What the exercise asks:
Which lines of the listing below contain the word "subtitle"? Return them.

----

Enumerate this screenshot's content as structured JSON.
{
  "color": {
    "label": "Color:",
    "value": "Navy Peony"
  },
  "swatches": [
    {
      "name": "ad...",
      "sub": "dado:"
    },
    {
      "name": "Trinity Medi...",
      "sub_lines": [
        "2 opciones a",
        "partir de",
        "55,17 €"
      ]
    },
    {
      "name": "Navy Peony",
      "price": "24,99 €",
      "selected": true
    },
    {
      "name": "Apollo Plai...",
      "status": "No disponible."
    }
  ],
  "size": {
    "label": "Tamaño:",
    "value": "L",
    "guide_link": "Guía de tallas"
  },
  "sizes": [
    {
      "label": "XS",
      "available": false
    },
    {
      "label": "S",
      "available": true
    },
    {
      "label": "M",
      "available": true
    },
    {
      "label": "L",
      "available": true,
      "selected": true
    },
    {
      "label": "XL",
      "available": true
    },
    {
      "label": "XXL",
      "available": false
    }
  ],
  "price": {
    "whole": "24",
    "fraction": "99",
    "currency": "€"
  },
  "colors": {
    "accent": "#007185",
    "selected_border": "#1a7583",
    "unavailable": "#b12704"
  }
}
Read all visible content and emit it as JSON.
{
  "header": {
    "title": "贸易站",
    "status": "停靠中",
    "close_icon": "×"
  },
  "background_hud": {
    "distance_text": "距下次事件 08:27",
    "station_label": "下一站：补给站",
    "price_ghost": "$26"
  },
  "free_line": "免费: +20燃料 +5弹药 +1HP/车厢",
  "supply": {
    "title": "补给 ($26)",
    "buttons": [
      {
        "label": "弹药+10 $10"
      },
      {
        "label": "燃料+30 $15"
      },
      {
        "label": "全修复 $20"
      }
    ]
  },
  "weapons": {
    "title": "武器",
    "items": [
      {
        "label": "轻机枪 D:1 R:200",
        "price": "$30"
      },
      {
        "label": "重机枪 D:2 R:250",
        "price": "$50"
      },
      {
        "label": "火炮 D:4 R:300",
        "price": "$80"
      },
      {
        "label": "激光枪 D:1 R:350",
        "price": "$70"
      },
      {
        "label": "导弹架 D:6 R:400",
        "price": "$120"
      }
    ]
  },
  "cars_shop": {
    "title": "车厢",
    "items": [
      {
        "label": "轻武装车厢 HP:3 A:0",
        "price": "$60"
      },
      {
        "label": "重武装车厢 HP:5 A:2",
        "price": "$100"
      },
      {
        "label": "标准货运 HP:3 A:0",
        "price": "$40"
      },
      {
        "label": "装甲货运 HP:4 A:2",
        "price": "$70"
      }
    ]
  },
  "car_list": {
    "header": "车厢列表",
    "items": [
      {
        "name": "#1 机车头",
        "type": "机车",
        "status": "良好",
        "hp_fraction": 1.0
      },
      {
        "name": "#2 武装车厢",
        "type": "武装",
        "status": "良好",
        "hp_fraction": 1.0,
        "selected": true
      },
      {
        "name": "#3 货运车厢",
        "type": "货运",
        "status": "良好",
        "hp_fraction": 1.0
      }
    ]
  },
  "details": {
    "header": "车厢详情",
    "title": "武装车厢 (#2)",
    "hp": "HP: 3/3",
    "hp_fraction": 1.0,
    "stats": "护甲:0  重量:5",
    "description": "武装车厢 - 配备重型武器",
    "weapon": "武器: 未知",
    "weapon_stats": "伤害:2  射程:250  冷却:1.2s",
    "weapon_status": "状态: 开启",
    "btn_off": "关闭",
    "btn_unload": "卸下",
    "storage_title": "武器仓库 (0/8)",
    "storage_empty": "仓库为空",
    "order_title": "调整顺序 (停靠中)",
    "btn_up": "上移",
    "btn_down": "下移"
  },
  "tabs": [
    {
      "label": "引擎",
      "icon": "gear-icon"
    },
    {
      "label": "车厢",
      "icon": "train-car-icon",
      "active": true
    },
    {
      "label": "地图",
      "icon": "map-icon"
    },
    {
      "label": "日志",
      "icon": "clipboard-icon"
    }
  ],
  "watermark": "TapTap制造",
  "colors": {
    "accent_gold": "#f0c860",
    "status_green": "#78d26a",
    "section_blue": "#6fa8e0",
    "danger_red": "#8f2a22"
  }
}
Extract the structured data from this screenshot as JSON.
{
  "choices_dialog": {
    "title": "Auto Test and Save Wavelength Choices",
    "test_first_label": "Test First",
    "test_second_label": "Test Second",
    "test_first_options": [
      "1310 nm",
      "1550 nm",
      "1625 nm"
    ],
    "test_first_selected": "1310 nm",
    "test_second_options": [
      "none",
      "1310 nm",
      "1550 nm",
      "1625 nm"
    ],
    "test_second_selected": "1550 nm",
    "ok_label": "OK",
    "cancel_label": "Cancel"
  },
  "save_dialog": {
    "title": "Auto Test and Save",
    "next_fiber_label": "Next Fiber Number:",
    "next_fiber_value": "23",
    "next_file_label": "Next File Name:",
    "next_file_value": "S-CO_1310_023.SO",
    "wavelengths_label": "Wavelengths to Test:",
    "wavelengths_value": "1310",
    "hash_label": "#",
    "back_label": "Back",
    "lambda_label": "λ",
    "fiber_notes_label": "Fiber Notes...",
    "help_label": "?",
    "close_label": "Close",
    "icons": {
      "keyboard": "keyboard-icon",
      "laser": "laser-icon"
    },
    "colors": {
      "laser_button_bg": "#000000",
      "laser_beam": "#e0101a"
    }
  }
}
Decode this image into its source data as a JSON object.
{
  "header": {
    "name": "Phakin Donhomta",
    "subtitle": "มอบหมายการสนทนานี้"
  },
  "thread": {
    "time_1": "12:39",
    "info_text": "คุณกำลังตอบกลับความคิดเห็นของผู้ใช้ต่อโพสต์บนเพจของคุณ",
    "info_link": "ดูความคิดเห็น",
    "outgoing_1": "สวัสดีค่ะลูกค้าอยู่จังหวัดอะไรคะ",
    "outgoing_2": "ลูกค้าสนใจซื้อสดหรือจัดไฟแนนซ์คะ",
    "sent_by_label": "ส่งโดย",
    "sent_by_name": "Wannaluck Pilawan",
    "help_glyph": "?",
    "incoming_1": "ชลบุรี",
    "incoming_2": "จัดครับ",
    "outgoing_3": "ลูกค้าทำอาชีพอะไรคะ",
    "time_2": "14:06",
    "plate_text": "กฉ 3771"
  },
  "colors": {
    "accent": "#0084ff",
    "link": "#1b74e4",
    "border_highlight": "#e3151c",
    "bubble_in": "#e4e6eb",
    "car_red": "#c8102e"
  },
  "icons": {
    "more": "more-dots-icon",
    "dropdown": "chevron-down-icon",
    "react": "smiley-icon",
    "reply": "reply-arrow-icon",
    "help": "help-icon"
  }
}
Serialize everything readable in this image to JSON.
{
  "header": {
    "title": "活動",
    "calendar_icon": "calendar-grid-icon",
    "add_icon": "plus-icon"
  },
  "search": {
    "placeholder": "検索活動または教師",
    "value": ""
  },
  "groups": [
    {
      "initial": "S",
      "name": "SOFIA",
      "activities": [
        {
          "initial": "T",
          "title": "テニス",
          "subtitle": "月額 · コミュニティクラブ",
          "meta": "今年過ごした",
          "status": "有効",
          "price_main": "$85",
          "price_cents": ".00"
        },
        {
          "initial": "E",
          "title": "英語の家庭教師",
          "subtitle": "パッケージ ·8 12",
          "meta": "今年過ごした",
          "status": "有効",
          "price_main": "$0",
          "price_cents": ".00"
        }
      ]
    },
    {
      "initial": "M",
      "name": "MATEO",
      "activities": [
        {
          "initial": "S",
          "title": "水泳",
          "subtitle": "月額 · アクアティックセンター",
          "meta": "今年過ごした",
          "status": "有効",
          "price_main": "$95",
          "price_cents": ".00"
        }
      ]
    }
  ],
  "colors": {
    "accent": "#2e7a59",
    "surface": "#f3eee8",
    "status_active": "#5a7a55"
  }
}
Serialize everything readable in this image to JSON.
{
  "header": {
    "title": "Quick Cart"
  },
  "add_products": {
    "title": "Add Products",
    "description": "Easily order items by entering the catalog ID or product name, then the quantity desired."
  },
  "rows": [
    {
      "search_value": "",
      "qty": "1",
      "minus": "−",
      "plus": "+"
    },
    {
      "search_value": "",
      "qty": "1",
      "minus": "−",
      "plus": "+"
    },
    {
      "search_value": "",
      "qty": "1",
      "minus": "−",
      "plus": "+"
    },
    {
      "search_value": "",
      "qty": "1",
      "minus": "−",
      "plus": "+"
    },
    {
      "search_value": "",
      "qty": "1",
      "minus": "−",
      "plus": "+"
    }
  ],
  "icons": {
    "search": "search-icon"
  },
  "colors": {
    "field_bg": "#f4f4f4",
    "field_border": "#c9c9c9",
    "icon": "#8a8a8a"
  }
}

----

Reply:
    "subtitle": "มอบหมายการสนทนานี้"
          "subtitle": "月額 · コミュニティクラブ",
          "subtitle": "パッケージ ·8 12",
          "subtitle": "月額 · アクアティックセンター",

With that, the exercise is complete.